■ **Exercise prompt**
Scan the records for the word "summary". Report each line where it occurs.

++++ Excerpted records

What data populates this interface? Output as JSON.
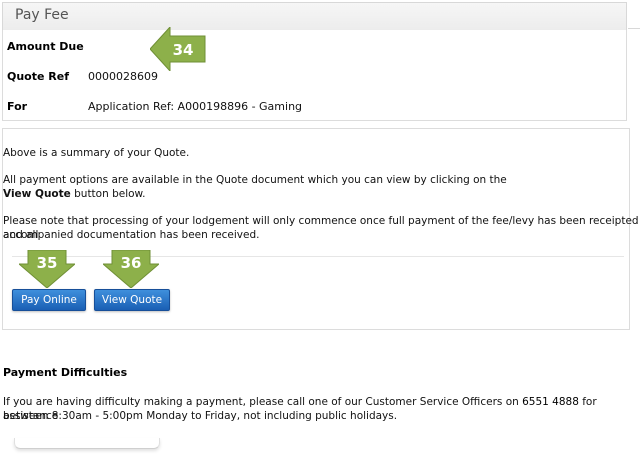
{
  "header": {
    "title": "Pay Fee"
  },
  "summary": {
    "amount_due_label": "Amount Due",
    "quote_ref_label": "Quote Ref",
    "quote_ref_value": "0000028609",
    "for_label": "For",
    "for_value": "Application Ref: A000198896 - Gaming"
  },
  "body": {
    "line1": "Above is a summary of your Quote.",
    "line2": "All payment options are available in the Quote document which you can view by clicking on the",
    "line3_bold": "View Quote",
    "line3_rest": " button below.",
    "line4": "Please note that processing of your lodgement will only commence once full payment of the fee/levy has been receipted and all",
    "line5": "accompanied documentation has been received."
  },
  "buttons": {
    "pay_online": "Pay Online",
    "view_quote": "View Quote"
  },
  "callouts": {
    "c34": "34",
    "c35": "35",
    "c36": "36"
  },
  "difficulties": {
    "heading": "Payment Difficulties",
    "text_part1": "If you are having difficulty making a payment, please call one of our Customer Service Officers on ",
    "phone": "6551 4888",
    "text_part2": " for assistance",
    "text_line2": "between 8:30am - 5:00pm Monday to Friday, not including public holidays."
  },
  "colors": {
    "arrow_green": "#8db04a",
    "button_blue": "#1f66c1"
  }
}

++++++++

■ **Your response**
  "summary": {
    "line1": "Above is a summary of your Quote.",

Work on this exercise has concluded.